START Data to use

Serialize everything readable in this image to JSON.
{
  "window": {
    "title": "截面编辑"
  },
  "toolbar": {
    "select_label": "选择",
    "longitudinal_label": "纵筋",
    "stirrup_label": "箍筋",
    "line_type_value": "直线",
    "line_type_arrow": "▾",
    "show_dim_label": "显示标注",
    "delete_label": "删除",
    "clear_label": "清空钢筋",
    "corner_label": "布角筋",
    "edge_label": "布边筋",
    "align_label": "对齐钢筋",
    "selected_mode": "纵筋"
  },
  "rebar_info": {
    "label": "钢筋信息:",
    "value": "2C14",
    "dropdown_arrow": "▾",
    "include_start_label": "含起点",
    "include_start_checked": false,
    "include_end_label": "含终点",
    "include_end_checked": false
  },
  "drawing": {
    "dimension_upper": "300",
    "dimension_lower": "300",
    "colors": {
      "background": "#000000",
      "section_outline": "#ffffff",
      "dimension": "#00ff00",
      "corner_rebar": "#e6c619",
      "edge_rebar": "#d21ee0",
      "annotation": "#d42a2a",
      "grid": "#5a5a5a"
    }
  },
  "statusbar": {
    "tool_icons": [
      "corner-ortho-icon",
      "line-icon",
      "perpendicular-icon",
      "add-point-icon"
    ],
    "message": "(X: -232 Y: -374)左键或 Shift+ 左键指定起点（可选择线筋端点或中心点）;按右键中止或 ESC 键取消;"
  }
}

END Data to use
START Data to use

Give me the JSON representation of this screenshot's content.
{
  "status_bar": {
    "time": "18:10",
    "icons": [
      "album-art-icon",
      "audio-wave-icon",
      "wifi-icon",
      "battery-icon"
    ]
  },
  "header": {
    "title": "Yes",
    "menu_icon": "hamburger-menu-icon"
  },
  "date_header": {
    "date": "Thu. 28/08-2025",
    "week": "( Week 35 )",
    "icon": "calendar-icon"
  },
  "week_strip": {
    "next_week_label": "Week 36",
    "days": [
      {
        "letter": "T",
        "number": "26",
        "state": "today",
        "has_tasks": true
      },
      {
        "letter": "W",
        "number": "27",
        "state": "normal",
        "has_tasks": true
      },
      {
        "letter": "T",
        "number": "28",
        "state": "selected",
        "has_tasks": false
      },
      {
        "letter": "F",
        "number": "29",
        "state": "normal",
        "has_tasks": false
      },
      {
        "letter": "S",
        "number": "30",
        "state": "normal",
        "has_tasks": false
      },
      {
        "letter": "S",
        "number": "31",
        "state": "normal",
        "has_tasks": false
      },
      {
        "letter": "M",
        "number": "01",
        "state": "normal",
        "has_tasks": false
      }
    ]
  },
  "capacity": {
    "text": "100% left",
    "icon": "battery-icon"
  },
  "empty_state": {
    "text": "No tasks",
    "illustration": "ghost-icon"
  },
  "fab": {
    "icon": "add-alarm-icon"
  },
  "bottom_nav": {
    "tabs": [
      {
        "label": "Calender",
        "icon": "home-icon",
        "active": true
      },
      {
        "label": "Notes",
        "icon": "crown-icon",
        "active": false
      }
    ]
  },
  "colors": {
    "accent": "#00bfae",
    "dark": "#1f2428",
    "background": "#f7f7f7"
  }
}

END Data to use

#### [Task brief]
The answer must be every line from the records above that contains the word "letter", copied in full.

#### [Reply to the task]
        "letter": "T",
        "letter": "W",
        "letter": "T",
        "letter": "F",
        "letter": "S",
        "letter": "S",
        "letter": "M",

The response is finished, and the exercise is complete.